Sherwood Forest, State Route 5 vicinity, Charles City, Charles City, VA
Significance: Home of President John Tyler for the last 20 years of his life. Architecturally, the house is particularly interesting as one of the longest frame dwellings in America.
John Tyler bought this 1,200-acre plantation in 1842, when he was still serving as 10th president of the United States, and it was his retirement home from 1845 until his death in 1862. He expanded the original 1780 frame plantation house into one of the longest private residences in Virginia—300 feet long but only one room deep.
Tyler was the first vice president of the United States to succeed to the presidency and set an important precedent by claiming the full powers of that position. His major goal as president was the annexation of Texas, which occurred shortly after he left office. Expelled from the Whig Party that nominated him, he was the first president threatened with impeachment. He named his plantation "Sherwood Forest" because he considered himself a political outlaw—like Robin Hood.
Tyler's additions to the house included a covered hyphen to connect the east wing with an existing kitchen and laundry and a west wing containing an office and ballroom. The ballroom reportedly was designed by Tyler for dancing the Virginia reel. The two wings created a long narrow house with a unified, symmetrical façade. The interior displays ornamental woodwork based on the pattern-book designs of Minard Lefever and fashionable Greek Revival details.
Remnants of the terraced gardens and lawns said to have been designed by New York landscape architect Andrew Jackson Downing survive on the 25-acre property.

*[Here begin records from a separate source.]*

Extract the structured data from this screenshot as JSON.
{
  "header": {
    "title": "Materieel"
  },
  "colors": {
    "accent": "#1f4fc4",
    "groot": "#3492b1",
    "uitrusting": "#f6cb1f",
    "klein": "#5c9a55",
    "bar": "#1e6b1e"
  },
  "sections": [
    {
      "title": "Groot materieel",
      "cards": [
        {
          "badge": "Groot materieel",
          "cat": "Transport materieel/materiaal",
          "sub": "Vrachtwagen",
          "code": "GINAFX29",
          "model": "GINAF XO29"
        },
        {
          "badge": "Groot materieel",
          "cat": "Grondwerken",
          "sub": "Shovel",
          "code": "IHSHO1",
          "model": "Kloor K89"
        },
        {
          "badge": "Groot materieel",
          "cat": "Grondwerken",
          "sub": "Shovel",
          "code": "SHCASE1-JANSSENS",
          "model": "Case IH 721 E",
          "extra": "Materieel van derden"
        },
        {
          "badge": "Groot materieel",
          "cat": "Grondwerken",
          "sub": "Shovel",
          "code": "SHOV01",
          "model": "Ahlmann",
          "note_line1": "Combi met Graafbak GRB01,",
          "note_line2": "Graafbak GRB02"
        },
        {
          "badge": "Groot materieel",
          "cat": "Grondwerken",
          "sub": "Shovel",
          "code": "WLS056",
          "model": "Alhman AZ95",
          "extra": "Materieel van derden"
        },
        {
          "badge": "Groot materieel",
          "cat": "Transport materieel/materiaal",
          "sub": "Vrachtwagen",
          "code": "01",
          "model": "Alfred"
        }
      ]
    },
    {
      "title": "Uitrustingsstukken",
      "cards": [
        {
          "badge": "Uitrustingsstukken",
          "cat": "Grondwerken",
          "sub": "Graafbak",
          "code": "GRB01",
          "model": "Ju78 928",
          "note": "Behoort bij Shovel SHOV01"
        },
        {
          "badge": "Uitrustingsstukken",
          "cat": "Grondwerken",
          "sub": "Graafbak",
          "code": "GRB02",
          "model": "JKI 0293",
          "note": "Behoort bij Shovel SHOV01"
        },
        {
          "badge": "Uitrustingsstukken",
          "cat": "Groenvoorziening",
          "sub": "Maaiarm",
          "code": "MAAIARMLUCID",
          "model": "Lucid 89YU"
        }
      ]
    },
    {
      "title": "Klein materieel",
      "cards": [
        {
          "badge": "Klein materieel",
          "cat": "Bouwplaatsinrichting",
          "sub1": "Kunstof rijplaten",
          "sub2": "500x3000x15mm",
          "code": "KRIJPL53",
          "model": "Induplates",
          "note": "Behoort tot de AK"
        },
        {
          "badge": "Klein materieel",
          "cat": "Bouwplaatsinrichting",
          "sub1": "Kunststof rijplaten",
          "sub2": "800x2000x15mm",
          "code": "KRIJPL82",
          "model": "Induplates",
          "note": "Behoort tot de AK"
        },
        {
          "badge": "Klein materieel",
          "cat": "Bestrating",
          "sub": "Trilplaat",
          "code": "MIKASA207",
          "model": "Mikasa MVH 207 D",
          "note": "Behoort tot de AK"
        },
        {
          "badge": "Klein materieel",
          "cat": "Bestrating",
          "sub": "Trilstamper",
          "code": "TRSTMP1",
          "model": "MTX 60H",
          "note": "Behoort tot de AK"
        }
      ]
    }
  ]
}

There are also over 80 varieties of trees including a gingko tree given to Tyler by Captain Matthew Perry, when he returned from the Orient in the 1850s.
Survey number: HABS VA-722